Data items
==================================================
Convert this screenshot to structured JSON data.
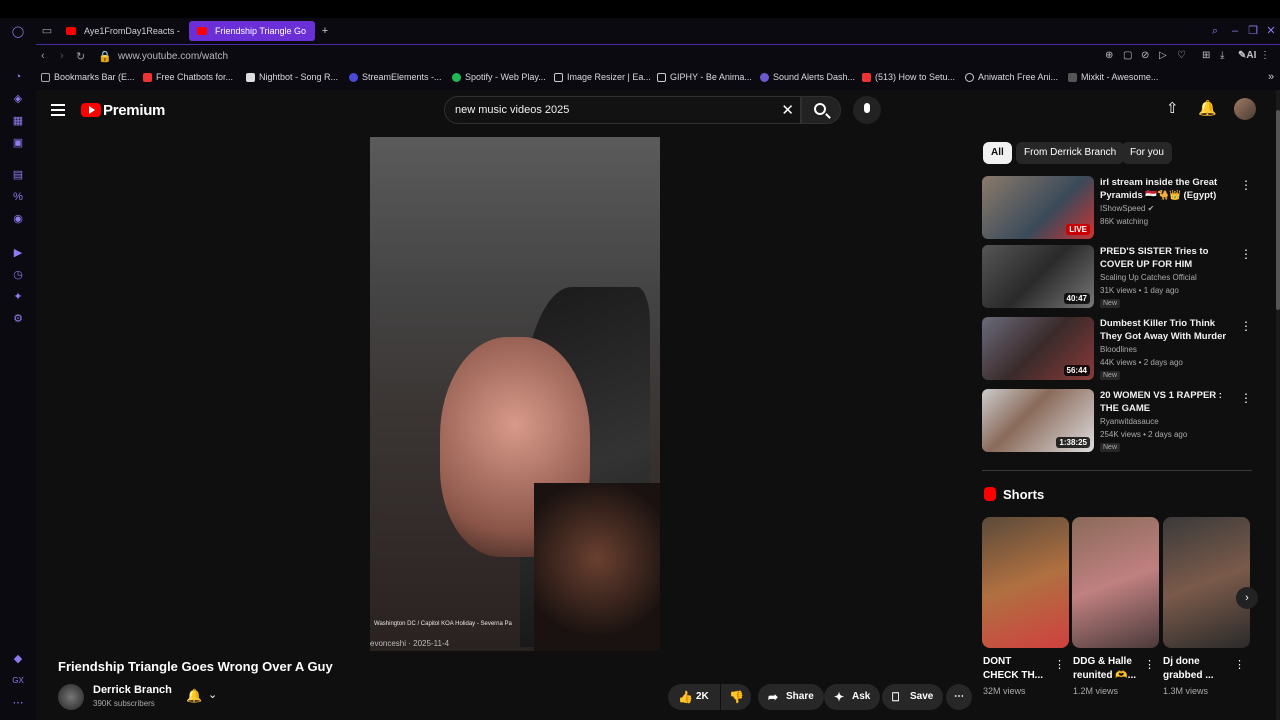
{
  "browser": {
    "tabs": [
      {
        "label": "Aye1FromDay1Reacts - Yo",
        "active": false
      },
      {
        "label": "Friendship Triangle Go",
        "active": true
      }
    ],
    "url": "www.youtube.com/watch",
    "bookmarks": [
      "Bookmarks Bar (E...",
      "Free Chatbots for...",
      "Nightbot - Song R...",
      "StreamElements -...",
      "Spotify - Web Play...",
      "Image Resizer | Ea...",
      "GIPHY - Be Anima...",
      "Sound Alerts Dash...",
      "(513) How to Setu...",
      "Aniwatch Free Ani...",
      "Mixkit - Awesome..."
    ],
    "ai_label": "AI"
  },
  "youtube": {
    "logo_text": "Premium",
    "search_value": "new music videos 2025",
    "video": {
      "caption": "Washington DC / Capitol KOA Holiday - Severna Pa",
      "credit": "evonceshi · 2025-11-4",
      "title": "Friendship Triangle Goes Wrong Over A Guy",
      "channel": "Derrick Branch",
      "subscribers": "390K subscribers",
      "likes": "2K",
      "share": "Share",
      "ask": "Ask",
      "save": "Save"
    },
    "chips": [
      "All",
      "From Derrick Branch",
      "For you"
    ],
    "recommendations": [
      {
        "title": "irl stream inside the Great Pyramids 🇪🇬🐪👑 (Egypt)",
        "channel": "IShowSpeed ✔",
        "meta": "86K watching",
        "badge": "LIVE",
        "new": ""
      },
      {
        "title": "PRED'S SISTER Tries to COVER UP FOR HIM",
        "channel": "Scaling Up Catches Official",
        "meta": "31K views • 1 day ago",
        "badge": "40:47",
        "new": "New"
      },
      {
        "title": "Dumbest Killer Trio Think They Got Away With Murder (They ...",
        "channel": "Bloodlines",
        "meta": "44K views • 2 days ago",
        "badge": "56:44",
        "new": "New"
      },
      {
        "title": "20 WOMEN VS 1 RAPPER : THE GAME",
        "channel": "Ryanwitdasauce",
        "meta": "254K views • 2 days ago",
        "badge": "1:38:25",
        "new": "New"
      }
    ],
    "shorts_heading": "Shorts",
    "shorts": [
      {
        "title": "DONT CHECK TH...",
        "views": "32M views"
      },
      {
        "title": "DDG & Halle reunited 🫶...",
        "views": "1.2M views"
      },
      {
        "title": "Dj done grabbed ...",
        "views": "1.3M views"
      }
    ]
  },
  "colors": {
    "accent": "#6b2fd8",
    "yt_red": "#ff0000",
    "bg": "#0f0f0f"
  }
}
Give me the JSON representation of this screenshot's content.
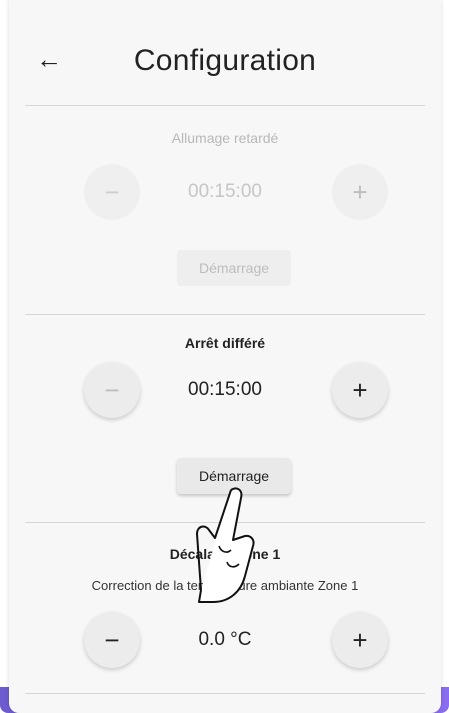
{
  "header": {
    "back_icon": "arrow-left-icon",
    "title": "Configuration"
  },
  "delayed_start": {
    "title": "Allumage retardé",
    "value": "00:15:00",
    "minus": "−",
    "plus": "+",
    "start_label": "Démarrage"
  },
  "delayed_stop": {
    "title": "Arrêt différé",
    "value": "00:15:00",
    "minus": "−",
    "plus": "+",
    "start_label": "Démarrage"
  },
  "offset_zone1": {
    "title": "Décalage Zone 1",
    "subtitle": "Correction de la température ambiante Zone 1",
    "value": "0.0 °C",
    "minus": "−",
    "plus": "+"
  },
  "colors": {
    "accent": "#7a63e0",
    "background": "#f7f7f7"
  }
}
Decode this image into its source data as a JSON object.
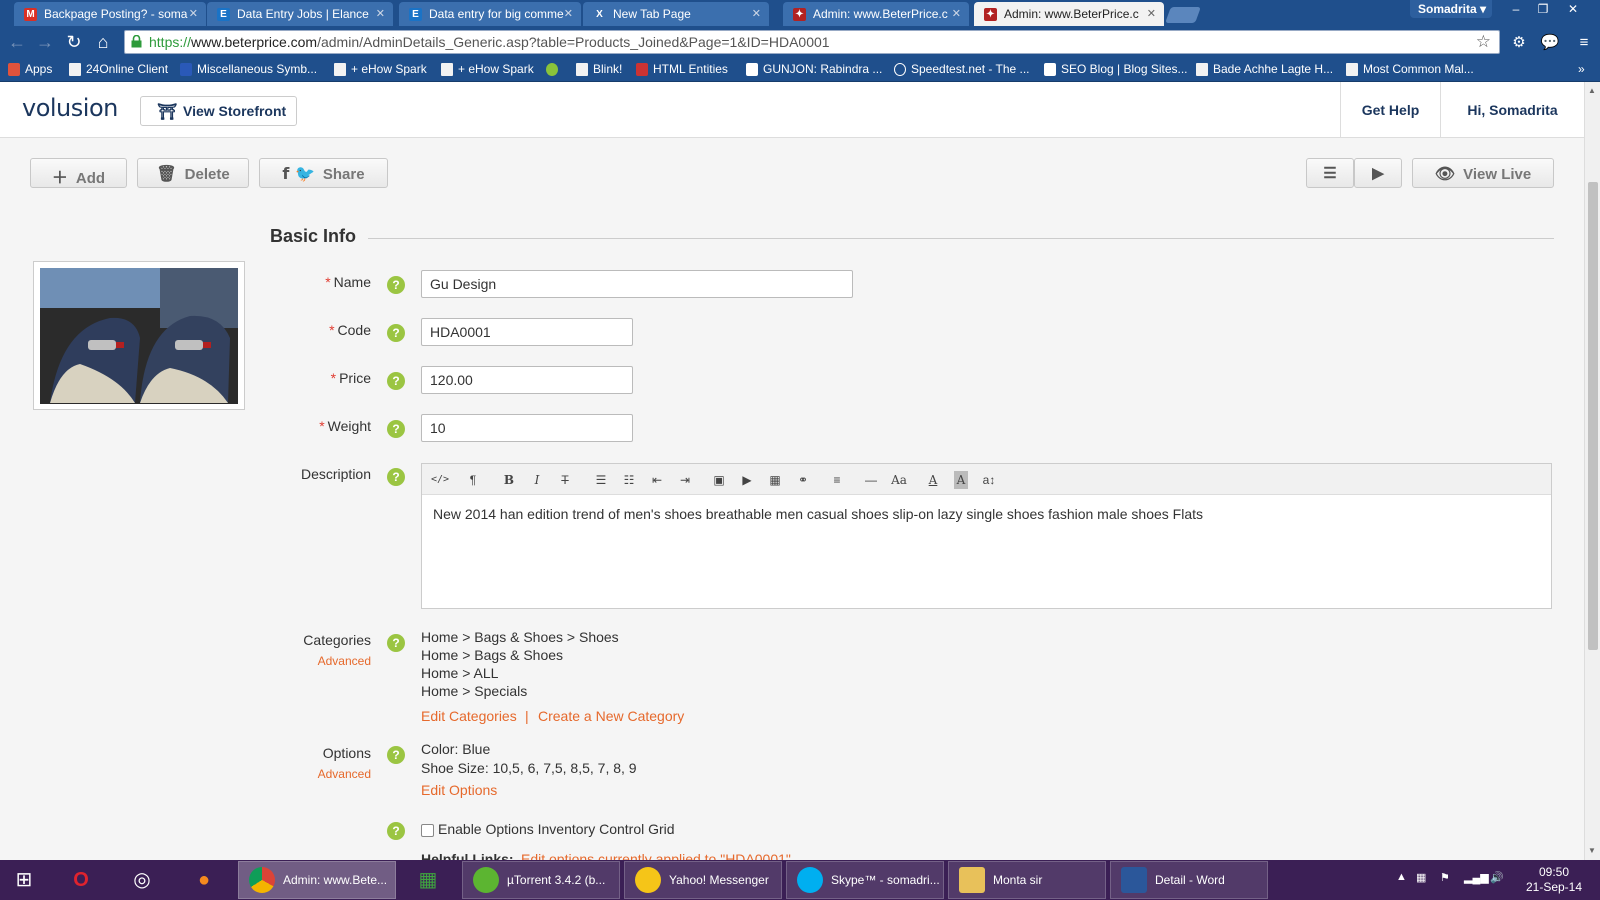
{
  "browser": {
    "tabs": [
      {
        "title": "Backpage Posting? - soma",
        "icon": "gmail-icon",
        "active": false
      },
      {
        "title": "Data Entry Jobs | Elance",
        "icon": "elance-icon",
        "active": false
      },
      {
        "title": "Data entry for big comme",
        "icon": "elance-icon",
        "active": false
      },
      {
        "title": "New Tab Page",
        "icon": "newtab-icon",
        "active": false
      },
      {
        "title": "Admin: www.BeterPrice.c",
        "icon": "volusion-icon",
        "active": false
      },
      {
        "title": "Admin: www.BeterPrice.c",
        "icon": "volusion-icon",
        "active": true
      }
    ],
    "profile": "Somadrita",
    "url_scheme": "https://",
    "url_host": "www.beterprice.com",
    "url_path": "/admin/AdminDetails_Generic.asp?table=Products_Joined&Page=1&ID=HDA0001",
    "bookmarks": [
      "Apps",
      "24Online Client",
      "Miscellaneous Symb...",
      "+ eHow Spark",
      "+ eHow Spark",
      "",
      "Blink!",
      "HTML Entities",
      "GUNJON: Rabindra ...",
      "Speedtest.net - The ...",
      "SEO Blog | Blog Sites...",
      "Bade Achhe Lagte H...",
      "Most Common Mal..."
    ]
  },
  "header": {
    "logo": "volusion",
    "view_storefront": "View Storefront",
    "get_help": "Get Help",
    "greeting": "Hi, Somadrita"
  },
  "actions": {
    "add": "Add",
    "delete": "Delete",
    "share": "Share",
    "view_live": "View Live"
  },
  "form": {
    "section_title": "Basic Info",
    "name_label": "Name",
    "name_value": "Gu Design",
    "code_label": "Code",
    "code_value": "HDA0001",
    "price_label": "Price",
    "price_value": "120.00",
    "weight_label": "Weight",
    "weight_value": "10",
    "description_label": "Description",
    "description_value": "New 2014 han edition trend of men's shoes breathable men casual shoes slip-on lazy single shoes fashion male shoes Flats",
    "categories_label": "Categories",
    "categories_advanced": "Advanced",
    "categories": [
      "Home > Bags & Shoes > Shoes",
      "Home > Bags & Shoes",
      "Home > ALL",
      "Home > Specials"
    ],
    "edit_categories": "Edit Categories",
    "create_category": "Create a New Category",
    "options_label": "Options",
    "options_advanced": "Advanced",
    "options": [
      "Color: Blue",
      "Shoe Size: 10,5, 6, 7,5, 8,5, 7, 8, 9"
    ],
    "edit_options": "Edit Options",
    "enable_grid": "Enable Options Inventory Control Grid",
    "helpful_links_label": "Helpful Links:",
    "helpful_link": "Edit options currently applied to \"HDA0001\""
  },
  "taskbar": {
    "tasks": [
      "Admin: www.Bete...",
      "µTorrent 3.4.2  (b...",
      "Yahoo! Messenger",
      "Skype™ - somadri...",
      "Monta sir",
      "Detail - Word"
    ],
    "time": "09:50",
    "date": "21-Sep-14"
  },
  "colors": {
    "chrome_blue": "#1f4f8c",
    "brand_navy": "#1b365d",
    "link_orange": "#e6692c",
    "help_green": "#9bc542",
    "required_red": "#e03c31",
    "taskbar_purple": "#3b1f55"
  }
}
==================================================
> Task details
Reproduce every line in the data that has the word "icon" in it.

> Reply to the task
    "back_icon": "arrow-left-icon",
        "icon": "gmail-icon",
        "icon": "elance-icon",
        "icon": "elance-icon",
        "icon": "newtab-icon",
        "icon": "volusion-icon",
        "icon": "volusion-icon",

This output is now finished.